* _TASK DIRECTIONS_: Would you copy every record exactly as it stands and drop the pictures?

══ DATA RECORDS ══

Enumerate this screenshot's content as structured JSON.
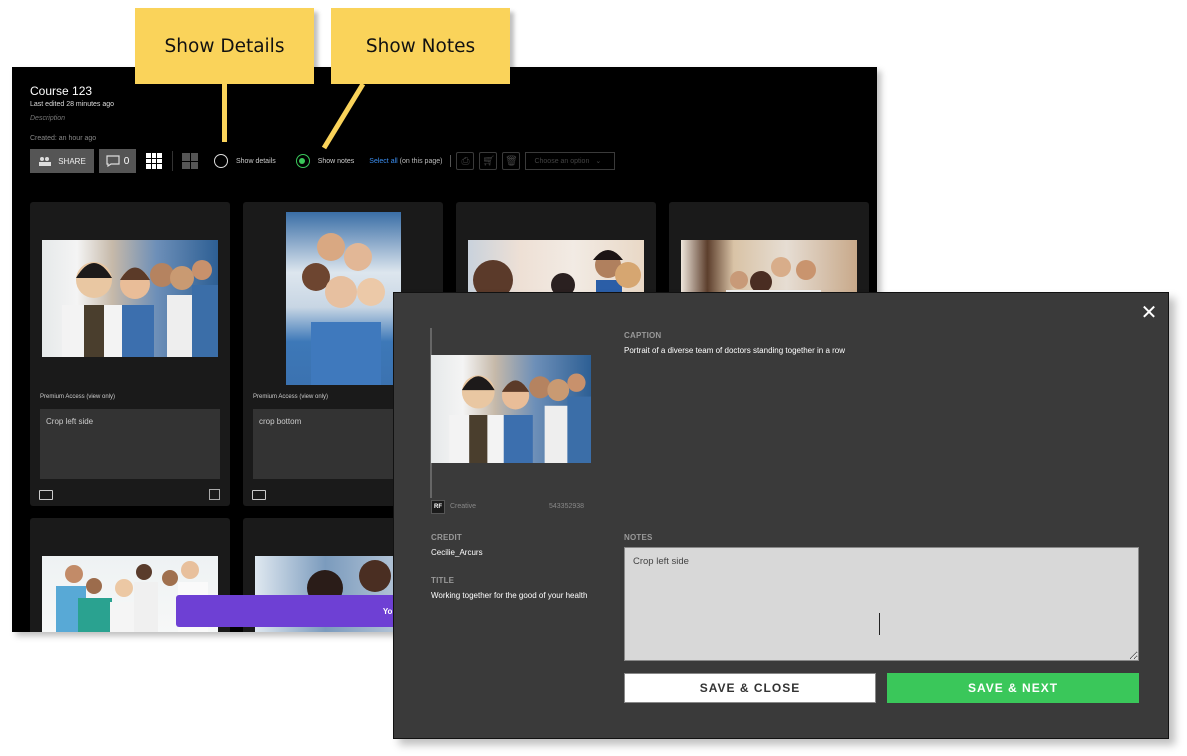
{
  "callouts": {
    "details": "Show Details",
    "notes": "Show Notes"
  },
  "app": {
    "title": "Course 123",
    "last_edited": "Last edited 28 minutes ago",
    "description_placeholder": "Description",
    "created": "Created: an hour ago"
  },
  "toolbar": {
    "share_label": "SHARE",
    "comment_count": "0",
    "show_details_label": "Show details",
    "show_details_checked": false,
    "show_notes_label": "Show notes",
    "show_notes_checked": true,
    "select_all_link": "Select all",
    "select_all_suffix": "(on this page)",
    "choose_option_placeholder": "Choose an option",
    "accent_color": "#3ac75a",
    "link_color": "#3b8ef0"
  },
  "cards": [
    {
      "access": "Premium Access (view only)",
      "note": "Crop left side",
      "image": "doctors-row-portrait"
    },
    {
      "access": "Premium Access (view only)",
      "note": "crop bottom",
      "image": "doctors-huddle-looking-down"
    },
    {
      "image": "medical-team-discussion"
    },
    {
      "image": "hospital-staff-group"
    },
    {
      "image": "doctors-nurses-hallway"
    },
    {
      "image": "doctor-with-patient"
    }
  ],
  "banner": {
    "text": "You a",
    "color": "#6e40d4"
  },
  "modal": {
    "caption_label": "CAPTION",
    "caption": "Portrait of a diverse team of doctors standing together in a row",
    "license_badge": "RF",
    "license_type": "Creative",
    "image_id": "543352938",
    "credit_label": "CREDIT",
    "credit": "Cecilie_Arcurs",
    "title_label": "TITLE",
    "title": "Working together for the good of your health",
    "notes_label": "NOTES",
    "notes_value": "Crop left side",
    "save_close_label": "SAVE & CLOSE",
    "save_next_label": "SAVE & NEXT"
  }
}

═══

* _RESPONSE AREA_:
Enumerate this screenshot's content as structured JSON.
{
  "callouts": {
    "details": "Show Details",
    "notes": "Show Notes"
  },
  "app": {
    "title": "Course 123",
    "last_edited": "Last edited 28 minutes ago",
    "description_placeholder": "Description",
    "created": "Created: an hour ago"
  },
  "toolbar": {
    "share_label": "SHARE",
    "comment_count": "0",
    "show_details_label": "Show details",
    "show_details_checked": false,
    "show_notes_label": "Show notes",
    "show_notes_checked": true,
    "select_all_link": "Select all",
    "select_all_suffix": "(on this page)",
    "choose_option_placeholder": "Choose an option",
    "accent_color": "#3ac75a",
    "link_color": "#3b8ef0"
  },
  "cards": [
    {
      "access": "Premium Access (view only)",
      "note": "Crop left side",
      "image": "doctors-row-portrait"
    },
    {
      "access": "Premium Access (view only)",
      "note": "crop bottom",
      "image": "doctors-huddle-looking-down"
    },
    {
      "image": "medical-team-discussion"
    },
    {
      "image": "hospital-staff-group"
    },
    {
      "image": "doctors-nurses-hallway"
    },
    {
      "image": "doctor-with-patient"
    }
  ],
  "banner": {
    "text": "You a",
    "color": "#6e40d4"
  },
  "modal": {
    "caption_label": "CAPTION",
    "caption": "Portrait of a diverse team of doctors standing together in a row",
    "license_badge": "RF",
    "license_type": "Creative",
    "image_id": "543352938",
    "credit_label": "CREDIT",
    "credit": "Cecilie_Arcurs",
    "title_label": "TITLE",
    "title": "Working together for the good of your health",
    "notes_label": "NOTES",
    "notes_value": "Crop left side",
    "save_close_label": "SAVE & CLOSE",
    "save_next_label": "SAVE & NEXT"
  }
}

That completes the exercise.